Sunday, April 18, 2004
Even with the 10th anniversary of the Lied Center under their belts, those who've carried out the original vision for the center aren't prepared to relax.
"I'm going to be here all the time and see that they continue what we started in the beginning," said Lied Foundation trustee Christina Hixson, just before cellist Yo-Yo Ma and the Silk Road Ensemble took the stage Saturday evening.
With the initial seed -- a donation of $10 million from the Lied Foundation -- Hixson saw a venue that served people of all ages, colors and economic backgrounds spring to life. And with a subsequent $2.5 million donation in 1995, Hixson founded the Lied Performance Fund, which takes Lied Center performances to communities around the state and outside Lawrence.
After Saturday night's anniversary celebrations, current director Tim Van Leer knows there are plenty of people in the community who share Hixson's vision.
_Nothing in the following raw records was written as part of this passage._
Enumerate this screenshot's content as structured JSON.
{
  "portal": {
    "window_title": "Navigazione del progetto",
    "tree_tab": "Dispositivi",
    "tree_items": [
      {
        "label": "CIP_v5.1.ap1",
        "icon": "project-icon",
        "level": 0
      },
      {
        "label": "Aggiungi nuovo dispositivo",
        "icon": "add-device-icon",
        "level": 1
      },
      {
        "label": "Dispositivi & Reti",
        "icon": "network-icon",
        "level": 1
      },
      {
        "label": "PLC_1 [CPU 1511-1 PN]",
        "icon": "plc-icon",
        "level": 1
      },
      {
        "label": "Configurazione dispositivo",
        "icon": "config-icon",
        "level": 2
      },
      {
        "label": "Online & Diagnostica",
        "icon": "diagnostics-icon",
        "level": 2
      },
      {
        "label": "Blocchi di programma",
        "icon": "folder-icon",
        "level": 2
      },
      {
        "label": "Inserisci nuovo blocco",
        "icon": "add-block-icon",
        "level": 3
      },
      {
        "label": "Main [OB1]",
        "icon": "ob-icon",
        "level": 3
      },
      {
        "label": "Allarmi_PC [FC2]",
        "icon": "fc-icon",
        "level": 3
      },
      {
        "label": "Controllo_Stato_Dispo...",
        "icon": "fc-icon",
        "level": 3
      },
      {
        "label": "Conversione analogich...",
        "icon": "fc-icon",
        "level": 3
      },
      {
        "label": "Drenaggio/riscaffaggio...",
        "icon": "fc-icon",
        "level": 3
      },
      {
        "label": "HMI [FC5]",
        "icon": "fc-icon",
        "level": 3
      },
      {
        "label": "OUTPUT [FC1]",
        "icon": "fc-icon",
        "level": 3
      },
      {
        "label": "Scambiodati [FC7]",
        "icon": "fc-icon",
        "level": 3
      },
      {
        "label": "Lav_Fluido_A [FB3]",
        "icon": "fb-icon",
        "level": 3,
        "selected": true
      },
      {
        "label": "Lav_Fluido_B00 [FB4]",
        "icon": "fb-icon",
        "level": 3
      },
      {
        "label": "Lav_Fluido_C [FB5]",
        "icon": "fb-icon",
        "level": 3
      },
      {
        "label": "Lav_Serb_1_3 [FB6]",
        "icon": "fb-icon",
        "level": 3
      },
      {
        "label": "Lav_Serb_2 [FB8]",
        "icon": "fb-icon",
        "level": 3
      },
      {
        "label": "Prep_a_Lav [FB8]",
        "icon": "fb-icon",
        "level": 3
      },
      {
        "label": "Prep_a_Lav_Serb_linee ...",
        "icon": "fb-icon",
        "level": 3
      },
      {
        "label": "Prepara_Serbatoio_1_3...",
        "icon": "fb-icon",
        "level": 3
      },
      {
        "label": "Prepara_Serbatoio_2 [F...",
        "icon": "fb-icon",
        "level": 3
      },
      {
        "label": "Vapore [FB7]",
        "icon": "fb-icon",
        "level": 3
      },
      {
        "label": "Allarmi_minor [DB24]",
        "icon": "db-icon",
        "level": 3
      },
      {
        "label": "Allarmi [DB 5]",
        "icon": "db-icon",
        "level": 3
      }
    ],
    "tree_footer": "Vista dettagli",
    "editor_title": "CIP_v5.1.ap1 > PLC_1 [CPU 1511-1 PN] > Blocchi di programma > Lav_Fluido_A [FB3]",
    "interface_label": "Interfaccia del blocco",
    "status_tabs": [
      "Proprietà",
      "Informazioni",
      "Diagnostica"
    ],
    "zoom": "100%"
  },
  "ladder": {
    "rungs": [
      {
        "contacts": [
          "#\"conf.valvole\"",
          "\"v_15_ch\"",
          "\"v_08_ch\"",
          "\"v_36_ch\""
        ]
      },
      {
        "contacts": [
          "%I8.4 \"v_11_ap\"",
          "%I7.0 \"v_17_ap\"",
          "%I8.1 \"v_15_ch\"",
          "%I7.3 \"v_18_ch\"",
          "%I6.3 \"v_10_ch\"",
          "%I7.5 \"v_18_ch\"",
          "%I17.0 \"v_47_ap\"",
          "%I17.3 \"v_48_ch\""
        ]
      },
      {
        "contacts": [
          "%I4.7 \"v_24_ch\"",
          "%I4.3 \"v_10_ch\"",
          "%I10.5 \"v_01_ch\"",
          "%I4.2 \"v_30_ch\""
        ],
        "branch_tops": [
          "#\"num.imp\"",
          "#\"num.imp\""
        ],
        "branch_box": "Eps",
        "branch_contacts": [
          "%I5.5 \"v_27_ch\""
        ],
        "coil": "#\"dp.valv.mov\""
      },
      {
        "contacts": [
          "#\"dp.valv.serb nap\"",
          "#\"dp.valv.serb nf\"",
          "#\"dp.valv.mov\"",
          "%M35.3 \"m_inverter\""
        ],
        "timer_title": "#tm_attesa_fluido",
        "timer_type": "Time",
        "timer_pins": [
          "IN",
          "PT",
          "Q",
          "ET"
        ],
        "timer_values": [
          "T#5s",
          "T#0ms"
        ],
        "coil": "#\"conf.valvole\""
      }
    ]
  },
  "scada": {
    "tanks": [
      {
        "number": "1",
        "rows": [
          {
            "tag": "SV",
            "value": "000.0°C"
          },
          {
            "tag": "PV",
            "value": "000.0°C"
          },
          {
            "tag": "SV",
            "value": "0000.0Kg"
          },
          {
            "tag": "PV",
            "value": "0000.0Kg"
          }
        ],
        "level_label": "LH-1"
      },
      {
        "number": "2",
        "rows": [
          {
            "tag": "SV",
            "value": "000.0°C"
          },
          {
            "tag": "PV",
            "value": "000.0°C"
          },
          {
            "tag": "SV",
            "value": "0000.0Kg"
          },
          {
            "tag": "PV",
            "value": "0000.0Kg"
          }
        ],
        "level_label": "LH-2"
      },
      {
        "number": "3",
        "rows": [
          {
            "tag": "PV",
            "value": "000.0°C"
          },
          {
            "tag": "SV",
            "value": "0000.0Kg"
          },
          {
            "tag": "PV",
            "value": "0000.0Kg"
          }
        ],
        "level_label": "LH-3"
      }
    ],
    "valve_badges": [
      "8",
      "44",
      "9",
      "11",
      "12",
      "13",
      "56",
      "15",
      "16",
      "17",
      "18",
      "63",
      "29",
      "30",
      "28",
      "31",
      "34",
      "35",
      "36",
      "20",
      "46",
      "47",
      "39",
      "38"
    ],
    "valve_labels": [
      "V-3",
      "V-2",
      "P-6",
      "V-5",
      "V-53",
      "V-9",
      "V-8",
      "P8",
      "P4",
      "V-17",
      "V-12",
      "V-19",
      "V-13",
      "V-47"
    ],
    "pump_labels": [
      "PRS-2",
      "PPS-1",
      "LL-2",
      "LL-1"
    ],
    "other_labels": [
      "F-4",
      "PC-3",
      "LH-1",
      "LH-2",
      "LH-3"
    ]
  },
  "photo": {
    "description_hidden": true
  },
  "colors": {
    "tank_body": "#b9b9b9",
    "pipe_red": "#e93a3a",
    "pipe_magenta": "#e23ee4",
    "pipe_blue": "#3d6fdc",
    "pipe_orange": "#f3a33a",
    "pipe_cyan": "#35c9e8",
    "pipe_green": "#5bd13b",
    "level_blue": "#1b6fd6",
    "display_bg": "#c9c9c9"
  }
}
Fifteen families played host to dinners Saturday evening for 300 guests before the performance. Combined, those who attended the dinners donated about $35,000 for community outreach. That money will help fund artist fees and provide free tickets to events to nonprofit organizations.
"People have ownership of this place," Van Leer said, gesturing toward the crowd of people in the foyer before the performance. "If I can create another night like tonight, that's all we need to worry about."
Ma's nearly two-and-a-half hour performance drew 2,000 people, a sellout crowd, from all over the state. It's common for audiences to come from various regions around the state these days, said associate director Karen Christilles, who has worked for the center nine of its 10 years.
When the Lied Center opened Sept. 28, 1993, it sold only about 5 percent of its tickets to people outside Lawrence. Now, the center regularly seats a crowd in which 37 percent of the spectators are from out of town.
Robert and Shirley Banks, Paola residents, make up part of that figure. As the first of three generations of Kansas University graduates, they drive the 60 miles to Lawrence about three times a year -- which is not as often as they'd like.
Carol and Cliff Wallace, Lawrence, have been volunteering as ushers through the Friends of the Lied Center for about four years.
The two are semi-retired, on a limited income and crave a regular dose of culture. They usher to meet people who are excited about the arts and to watch performances on a budget. Mostly, though, they say they come to take part in the magic that emanates from a venue that continually attracts world-renowned performers.
Several years ago while on vacation in California, they stopped by the similar-sized arts venue on the Stanford University campus to see how it stood up to the one at Kansas.
"It was really nice, but it doesn't hold a candle to the Lied Center," Cliff Wallace said.